“You will probably never wish that again. You’ll be too concerned about being wrong. You’ll second-guess yourself, and your beacon will fade. Also, remember that some of our adepts read Hallam’s mind and knew all the terrible things he had done and was planning to do. You showed us where the danger was, and we confirmed it before we acted.
“Emily,” Paula said in her most soothing voice, “you don’t need to feel guilty about Hallam’s death. His family is much better off. So are a lot of other people, including yourself.”
“But with all you can obviously do, aren’t there things you could have done short of killing him?” Emily asked.
Paula did not smile now. “We see people like him as a cancer in the body of humanity. Cancer can’t be reasoned with or sequestered; it has to be killed. If left unchecked, cancer corrupts nearby cells, either weakening or destroying them. In time, Robert Hallam would have done that to your spirit, and to the spirits of other good people. We can’t permit that.”
Paula stood up. “I have to go now, Emily. You can tell other people about me, and our conversation, if you wish, but it’s not likely anyone will believe you. So you might not want to do that.”
She walked over and put her hand on Emily’s shoulder. “And don’t let Robert Hallam – either his life or his death – keep you from being the wonderful, decent person you naturally are, and from doing what you want to do.”
Paula reached down and scratched Ribbons’s ears briefly. “Nice to meet you, too, Ribbons.” Then she walked out of Emily’s apartment, quietly closing the door behind her.
Emily sat and stroked her cat’s fur, trying to take in everything she’d just learned. On the one hand, it was quite pleasant to hear confirmation that she was a good person.
She let those opposing thoughts slowly meld in her consciousness.
On the other hand, however, the notion that a powerful organization was reading people’s minds and treating some people like cancers shook her to her core.
“Two things, Ribbons: One, I’m going to keep being a good person, just like I always have been.
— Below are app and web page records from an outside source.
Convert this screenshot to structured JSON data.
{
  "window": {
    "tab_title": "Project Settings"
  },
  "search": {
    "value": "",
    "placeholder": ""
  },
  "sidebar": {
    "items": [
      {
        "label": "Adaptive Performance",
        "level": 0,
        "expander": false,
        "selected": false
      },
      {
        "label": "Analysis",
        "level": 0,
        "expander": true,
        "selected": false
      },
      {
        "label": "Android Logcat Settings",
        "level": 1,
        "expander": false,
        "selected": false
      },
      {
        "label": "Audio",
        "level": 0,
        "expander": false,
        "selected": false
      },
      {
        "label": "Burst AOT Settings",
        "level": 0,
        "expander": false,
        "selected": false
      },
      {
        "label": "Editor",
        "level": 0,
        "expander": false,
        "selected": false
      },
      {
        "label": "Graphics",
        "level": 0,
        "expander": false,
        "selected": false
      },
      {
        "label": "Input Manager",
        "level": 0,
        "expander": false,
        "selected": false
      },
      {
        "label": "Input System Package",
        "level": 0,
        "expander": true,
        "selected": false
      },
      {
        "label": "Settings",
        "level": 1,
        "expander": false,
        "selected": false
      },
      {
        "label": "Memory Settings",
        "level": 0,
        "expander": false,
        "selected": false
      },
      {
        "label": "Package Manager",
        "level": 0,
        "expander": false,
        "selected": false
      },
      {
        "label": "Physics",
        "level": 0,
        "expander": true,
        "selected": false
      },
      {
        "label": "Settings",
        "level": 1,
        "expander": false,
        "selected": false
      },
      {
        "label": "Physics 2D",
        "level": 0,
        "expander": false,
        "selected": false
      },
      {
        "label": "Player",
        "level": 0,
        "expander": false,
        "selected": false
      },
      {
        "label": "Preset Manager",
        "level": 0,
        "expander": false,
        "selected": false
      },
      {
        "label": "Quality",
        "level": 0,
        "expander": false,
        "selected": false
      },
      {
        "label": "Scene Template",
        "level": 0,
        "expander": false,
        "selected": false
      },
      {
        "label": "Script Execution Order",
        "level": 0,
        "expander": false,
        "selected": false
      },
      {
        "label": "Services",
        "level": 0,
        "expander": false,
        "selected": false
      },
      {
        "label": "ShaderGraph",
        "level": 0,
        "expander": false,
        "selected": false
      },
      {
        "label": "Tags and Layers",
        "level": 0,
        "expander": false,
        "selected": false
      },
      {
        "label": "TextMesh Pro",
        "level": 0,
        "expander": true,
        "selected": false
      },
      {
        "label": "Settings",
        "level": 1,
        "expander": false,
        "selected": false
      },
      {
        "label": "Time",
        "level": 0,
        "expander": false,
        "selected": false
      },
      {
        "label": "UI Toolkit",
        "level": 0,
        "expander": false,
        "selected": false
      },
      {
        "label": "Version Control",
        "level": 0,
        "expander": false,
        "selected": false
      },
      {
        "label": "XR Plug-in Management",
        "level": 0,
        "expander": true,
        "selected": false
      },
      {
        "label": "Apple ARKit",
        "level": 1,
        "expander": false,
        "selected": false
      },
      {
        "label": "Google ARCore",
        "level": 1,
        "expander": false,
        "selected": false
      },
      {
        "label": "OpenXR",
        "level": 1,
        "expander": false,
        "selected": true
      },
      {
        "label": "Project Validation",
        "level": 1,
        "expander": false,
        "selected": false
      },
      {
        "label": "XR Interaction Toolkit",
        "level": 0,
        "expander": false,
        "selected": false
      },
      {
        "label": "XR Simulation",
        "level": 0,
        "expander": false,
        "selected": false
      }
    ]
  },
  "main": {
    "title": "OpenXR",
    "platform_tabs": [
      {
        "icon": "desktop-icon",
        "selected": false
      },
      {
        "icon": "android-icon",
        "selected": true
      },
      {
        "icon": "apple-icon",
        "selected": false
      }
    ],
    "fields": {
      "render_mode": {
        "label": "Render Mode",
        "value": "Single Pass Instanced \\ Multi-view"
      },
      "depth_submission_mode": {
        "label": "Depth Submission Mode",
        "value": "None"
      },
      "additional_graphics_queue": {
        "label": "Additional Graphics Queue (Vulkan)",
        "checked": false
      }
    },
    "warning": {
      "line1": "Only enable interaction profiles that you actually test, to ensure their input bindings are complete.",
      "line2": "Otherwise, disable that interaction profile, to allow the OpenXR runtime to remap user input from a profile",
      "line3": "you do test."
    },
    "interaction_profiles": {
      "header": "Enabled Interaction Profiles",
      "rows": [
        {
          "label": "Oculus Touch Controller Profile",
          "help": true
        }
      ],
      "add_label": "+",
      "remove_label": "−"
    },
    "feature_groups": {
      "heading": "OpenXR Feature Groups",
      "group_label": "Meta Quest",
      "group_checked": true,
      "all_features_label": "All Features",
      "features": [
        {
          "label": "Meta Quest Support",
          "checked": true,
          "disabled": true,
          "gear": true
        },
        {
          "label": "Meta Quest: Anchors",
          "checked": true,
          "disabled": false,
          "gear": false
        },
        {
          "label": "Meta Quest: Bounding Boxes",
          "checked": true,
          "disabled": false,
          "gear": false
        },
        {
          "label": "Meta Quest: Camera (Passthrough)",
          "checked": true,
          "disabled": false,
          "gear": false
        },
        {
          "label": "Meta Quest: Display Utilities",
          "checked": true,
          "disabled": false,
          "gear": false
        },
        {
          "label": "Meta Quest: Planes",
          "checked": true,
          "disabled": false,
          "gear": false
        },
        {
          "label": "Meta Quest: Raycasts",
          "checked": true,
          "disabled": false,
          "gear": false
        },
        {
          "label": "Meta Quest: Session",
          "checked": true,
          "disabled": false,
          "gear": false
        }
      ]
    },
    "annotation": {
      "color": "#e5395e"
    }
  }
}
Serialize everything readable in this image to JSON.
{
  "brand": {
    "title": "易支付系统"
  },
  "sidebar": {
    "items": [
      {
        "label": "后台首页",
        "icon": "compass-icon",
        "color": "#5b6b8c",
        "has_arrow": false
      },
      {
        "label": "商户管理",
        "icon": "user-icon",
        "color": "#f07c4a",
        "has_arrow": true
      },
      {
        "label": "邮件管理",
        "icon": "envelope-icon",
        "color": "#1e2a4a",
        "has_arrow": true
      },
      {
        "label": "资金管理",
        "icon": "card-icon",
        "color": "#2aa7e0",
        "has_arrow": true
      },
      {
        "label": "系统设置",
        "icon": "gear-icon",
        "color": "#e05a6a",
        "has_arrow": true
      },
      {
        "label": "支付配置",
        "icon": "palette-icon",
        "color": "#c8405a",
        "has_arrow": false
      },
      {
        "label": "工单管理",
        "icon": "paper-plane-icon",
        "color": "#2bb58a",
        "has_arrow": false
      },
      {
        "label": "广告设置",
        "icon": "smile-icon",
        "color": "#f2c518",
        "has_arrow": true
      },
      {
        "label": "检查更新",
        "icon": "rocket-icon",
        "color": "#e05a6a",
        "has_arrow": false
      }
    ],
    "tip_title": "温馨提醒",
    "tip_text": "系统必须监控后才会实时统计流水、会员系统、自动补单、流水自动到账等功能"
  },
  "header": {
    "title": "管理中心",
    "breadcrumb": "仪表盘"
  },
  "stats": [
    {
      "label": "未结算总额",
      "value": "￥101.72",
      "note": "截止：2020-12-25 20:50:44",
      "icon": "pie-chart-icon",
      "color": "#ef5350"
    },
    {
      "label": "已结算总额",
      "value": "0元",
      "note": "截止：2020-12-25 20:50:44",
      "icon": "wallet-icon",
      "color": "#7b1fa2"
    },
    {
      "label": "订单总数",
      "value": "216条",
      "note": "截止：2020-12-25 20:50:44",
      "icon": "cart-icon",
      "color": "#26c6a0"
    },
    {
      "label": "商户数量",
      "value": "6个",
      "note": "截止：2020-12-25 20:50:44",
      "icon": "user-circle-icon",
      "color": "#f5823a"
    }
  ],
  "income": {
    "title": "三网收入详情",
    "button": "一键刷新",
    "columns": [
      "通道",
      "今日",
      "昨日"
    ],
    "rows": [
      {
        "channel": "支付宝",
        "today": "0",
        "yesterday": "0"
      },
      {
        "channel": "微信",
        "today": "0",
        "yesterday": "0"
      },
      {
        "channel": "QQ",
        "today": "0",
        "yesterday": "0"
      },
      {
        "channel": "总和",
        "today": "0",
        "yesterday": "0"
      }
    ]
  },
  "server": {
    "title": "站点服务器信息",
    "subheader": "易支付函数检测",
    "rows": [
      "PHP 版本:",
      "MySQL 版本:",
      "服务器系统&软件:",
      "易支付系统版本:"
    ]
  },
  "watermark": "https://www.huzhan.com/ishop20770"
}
Two: I’m going to use that to fight her organization. The next time I so much as think that someone ought to get a hangnail, that’ll be my clue to find a way to help that person so he doesn’t get treated like a cancer.”
Ribbons purred, oblivious to his human’s newfound purpose in life.
But on the other side of the world, a person adept at sensing the strong emotions of others smiled happily.